2021: Year in Review
It’s time for Rick Bell’s sixth annual Year in Review, and 2021 has been a year to remember (or try to forget).
My first career was as a news photographer, and I like to keep a camera handy to record things worth shooting.
This year I’ve focused on subjects in Bluff, the Trading Post, and some handsome critters. Here are my favorite shots, month by month.
January: On an unusually overcast and dreary day in late January, a ray of sunshine came through the door and brightened the trading post. This sparkling little cutie went straight to a jewelry case and seemed delighted by what she saw. A future customer?
February: Peggy Black brought in a beautiful large butterfly basket, and we stepped outside to take a shot of her with the work.
We have become so used to wearing our masks, I took several exposures before realizing she was still wearing her face covering.
Bluff has had a mask mandate since the beginning of the pandemic, and what was rare before has now become routine.
March: In the early spring, someone painted the garage behind the San Juan River Kitchen, and Main Street took on an unexpected color scheme.
The brilliant yellow screen and trim explodes off the pink-purple concrete blocks.
As you drive west on Highway 191, you cannot fail to see the new and most original chromatic addition to old Bluff City.
April: Most of these photos were taken on the grounds of Twin Rocks Trading Post, with our side porch above the post as a favorite vantage point.
From the porch, April’s full moon was setting on the horizon when wispy clouds began to rise up to meet the bright light in the sky.
May: On a late May afternoon, the sunset behind the Navajo Twins was painted in gentle shades of blues, pinks, and yellows.
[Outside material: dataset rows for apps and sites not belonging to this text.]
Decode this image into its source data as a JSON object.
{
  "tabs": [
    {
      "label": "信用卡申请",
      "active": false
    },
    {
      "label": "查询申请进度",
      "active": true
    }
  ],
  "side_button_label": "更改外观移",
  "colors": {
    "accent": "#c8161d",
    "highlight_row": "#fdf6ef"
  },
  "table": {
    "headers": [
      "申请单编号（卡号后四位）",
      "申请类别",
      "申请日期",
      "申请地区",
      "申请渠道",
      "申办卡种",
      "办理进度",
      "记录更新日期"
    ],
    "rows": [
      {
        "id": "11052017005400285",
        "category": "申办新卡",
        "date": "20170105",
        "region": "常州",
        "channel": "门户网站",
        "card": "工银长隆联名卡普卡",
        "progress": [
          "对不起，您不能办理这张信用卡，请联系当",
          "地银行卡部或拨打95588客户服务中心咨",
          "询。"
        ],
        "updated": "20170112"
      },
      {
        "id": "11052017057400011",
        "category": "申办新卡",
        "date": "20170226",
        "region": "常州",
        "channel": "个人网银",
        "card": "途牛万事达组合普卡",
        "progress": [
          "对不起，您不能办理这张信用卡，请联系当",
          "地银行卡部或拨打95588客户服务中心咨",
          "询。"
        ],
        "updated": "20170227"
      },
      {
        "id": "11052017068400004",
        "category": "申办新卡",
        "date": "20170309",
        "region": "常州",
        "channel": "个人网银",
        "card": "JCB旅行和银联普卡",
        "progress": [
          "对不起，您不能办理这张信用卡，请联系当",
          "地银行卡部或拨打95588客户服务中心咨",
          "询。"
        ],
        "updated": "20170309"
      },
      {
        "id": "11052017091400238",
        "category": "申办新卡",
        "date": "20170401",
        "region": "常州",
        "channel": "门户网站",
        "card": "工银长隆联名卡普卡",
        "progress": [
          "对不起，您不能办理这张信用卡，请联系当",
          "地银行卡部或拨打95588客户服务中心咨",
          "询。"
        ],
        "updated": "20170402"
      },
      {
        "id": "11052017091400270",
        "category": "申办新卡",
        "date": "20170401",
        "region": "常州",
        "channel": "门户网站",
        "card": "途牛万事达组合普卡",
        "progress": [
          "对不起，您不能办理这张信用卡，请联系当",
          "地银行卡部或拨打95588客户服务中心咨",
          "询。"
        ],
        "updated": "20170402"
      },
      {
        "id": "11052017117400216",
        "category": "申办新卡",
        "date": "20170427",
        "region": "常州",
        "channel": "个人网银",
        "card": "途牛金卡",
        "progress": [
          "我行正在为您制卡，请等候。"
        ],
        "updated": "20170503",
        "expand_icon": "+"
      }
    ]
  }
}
To see that the two giant monuments do not actually touch, it is necessary to go to our backyard.
Every day we watch tourists drive up and lower their windows and shoot the Twins from their car. With a little extra effort and patience, much more powerful images of the monuments are possible.
June: Every year, Priscilla cares for the pots of fountain grass which line the front porch of the post and café. In the late afternoon, the plants are backlighted by the setting sun, producing a line of beautiful white and pink plumes.
July: Twins are pretty important around here, but none are more special than Priscilla’s granddaughters, Lalania and Kaiyra. Lalania says she is taller because she was born one minute before her sister. Both have the deepest dimples I have ever seen.
August: For weeks during the summer of 2021, heavy smoke from the California wildfires settled into our valley, obscuring the normally crystal-clear sky.
The setting sun, viewed through the smoke, looks like a Japanese woodcut in muted grays, blacks, and orange.
September: One Sunday afternoon, I looked out into the parking lot and saw a truck carrying a large steel cage. Going over to see what it contained, I was thrilled to see this magnificent Churro sheep ram.
These sheep, introduced by early Spanish explorers, provided the long silky wool used to create the early Chief blankets.
October: After a powerful all-night rainstorm, the rising sun reveals a beautiful rainbow and lights the rim of the distant western bluffs. Monsoons in the fall brought desperately needed moisture to the area to help fill the San Juan River and stock ponds.
November: Frances, our café’s general manager, cooked up a grand Thanksgiving meal for staff and friends, where we got to spend time with Russy Spencer.
Russy, who calls himself the “Navajo Elvis,” is a great character and master storyteller.
December: Zippy and Spot, our salt-n-pepper pair of female kittens, moved into the apartment a couple years ago and made themselves at home.
Susie spends a great deal of her time feeding them, two ancient feral cats, and lots of birds in the backyard.
Although the kittens have been provided with heated condos, they seem to enjoy the indoor life more.